By Joel Okida

Fishtank.jpgThe ever chameleonic Fishtank Ensemble have once again added more colors to their palette, spilling over into a pastiche of songs, traditional and new, retaining their own style, but honoring the sources. This is an epic musical variety show except all the performances are performed by four talented musicians and some added guests.

Their third recording, propagated from a group pared down from 2007's Samurai Over Serbia, is Woman in Sin. There's nothing like a live show by Fishtank Ensemble, but if studio production loses some of the visceral of the powerful group's 3D presence, it does allow for insightful listening where one can bear audible witness to the group's attention to detail on each of the twelve tracks, not to mention the wide range in which they can operate.

That they seemingly cover this broad range of musical genres is one source of appeal. The fact that the Ensemble is instrumentally adept at how they do it, is another.

Upright bass player, Djordje Stijepovic, gets more elbow and bow room here, and shines brightly on his own song and weighs in vocally on duets with lead vocalist, Ursula Knudson. With chops honed from years of playing in Eastern European bands and rockabilly credits racked up here in the states, he can give a fierce live performance and brings these elements to your audio doorstep. A combustible combination of Romany raging and slap bass is embodied by Djordje's Rachenitza and vocally he is the instigator that incites the party with Opa Opa. As an aside, guest musician, Dan Cantrell, adds a sensitive but soulful accordion to the exceptional Rachenitza Stijepovic's galloping lines on CouCou help flavor the song behind Ursula's purring vocals. He joins Ursula again in vocal duet on the Kolo Suite with his bass slapping percussively alongside Fabrice's frenetic bowing.

On another highlight, the vocally silent, but stiletto sharp flamenco guitar of El Douje (Douglas Smolens) shares the limelight with Ursula's soaring saw and vocal earthiness, via his self-penned, Pena Andaluz. And his Django rhythm and riffs in the aforementioned ever- so lively, CouCou, bounce along with the rollicking piano, bass, and violin ensemble.

Fabrice Martinez, always gets acclaim for his violin prowess with words like fiery and feverish, but truly, if this recording does nothing else, it is a testament to the breadth of his abilities, as if he's been playing each of a variety of styles all of his life. Rooted in the caravan music of the Roma (listen to Am Furat de la Haidouks, a tour de force or the closer, the Kurdish traditional, Nedim), Martinez can switch "ears" and whip out a period solo on CouCou with a violin trumpet as if he sat in Paris cafes for a long spell (well, maybe he did that too. If so, I'm coming back as him.)

While Fabrice brings a focused near austere intensity to his playing, then the wild card is Martinez's wife, multi-instrumentalist, and vocalist extraordinaire, Ursula Knudson.

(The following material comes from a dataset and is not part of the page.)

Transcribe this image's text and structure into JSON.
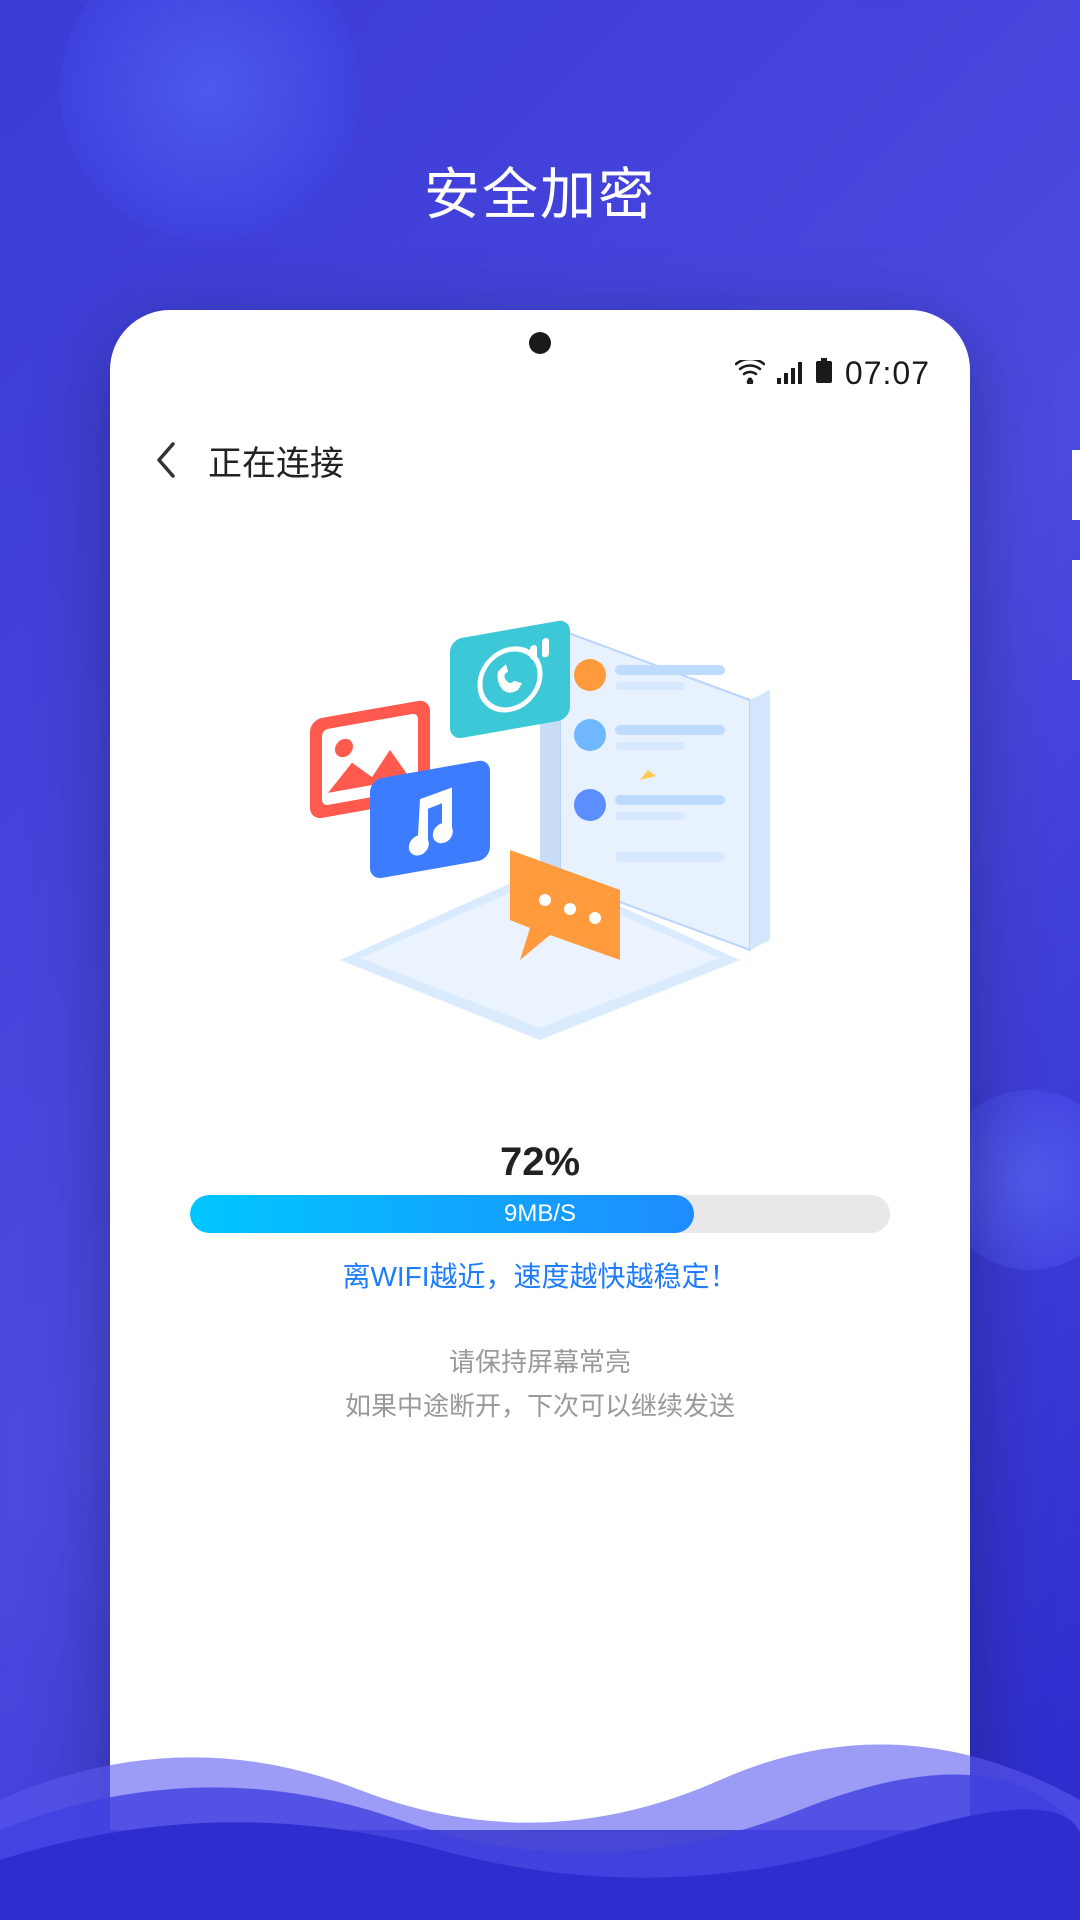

We got some doses of her vocal prowess and more than a few hints of her abilities to sing popular music as well as the Balkan canon from their first two CDs, but now there are these otherworldly examples of what her voice can do with a different songbook while embodying the time, personality, and the genre, but stamping individuality on each of her tracks. Listen to the merging of musical saw and her matching upper register vocal accompaniment on the title track and then check After You're Gone with its Billie Holiday-era style and spunk and the sassier-than-Josette Daydè CouCou. Would Django and the Quintette du Hot Club de France approve of this? One could imagine that there would be at least a little jealousy on Django's part. And Daydè might have been excused even sooner from the Hot Club had the Fishtank opened the show. Ah, but best not to tamper with the legends of the past. It's a new era with a new band that's hot enough to blaze their own path. And let's not forget the chaser for Ursula's cover songs; a sultry rendition of an already heated classic, Fever. Maybe the ghost of Peggy Lee sat in, parked her soul in the studio and let Ursula warm her spirit back up and fuel the new take. Whatever- we get it nice and hot.

There are, in fact, too many moments of magical interplay between the band members to cover in this article. The term ensemble is appropriate because the musical ends are justified by the tight cohesive effort given by each of the players. Fishtank Ensemble is that rare group that is not only good as the sum of its parts, but can boast individuals who can stand in the spotlight and more than hold their own. Woman in Sin is sinful only if you don't get a copy and listen.

Joel Okida is a struggling artist, struggling writer, and struggling musician. It occurs to him that life is all about the struggle. Fortunately, he did not take up acting. However, he's not half-bad as a zydeco dancer and the ability to make a mean gumbo and lovely walnut tortes has gotten him by.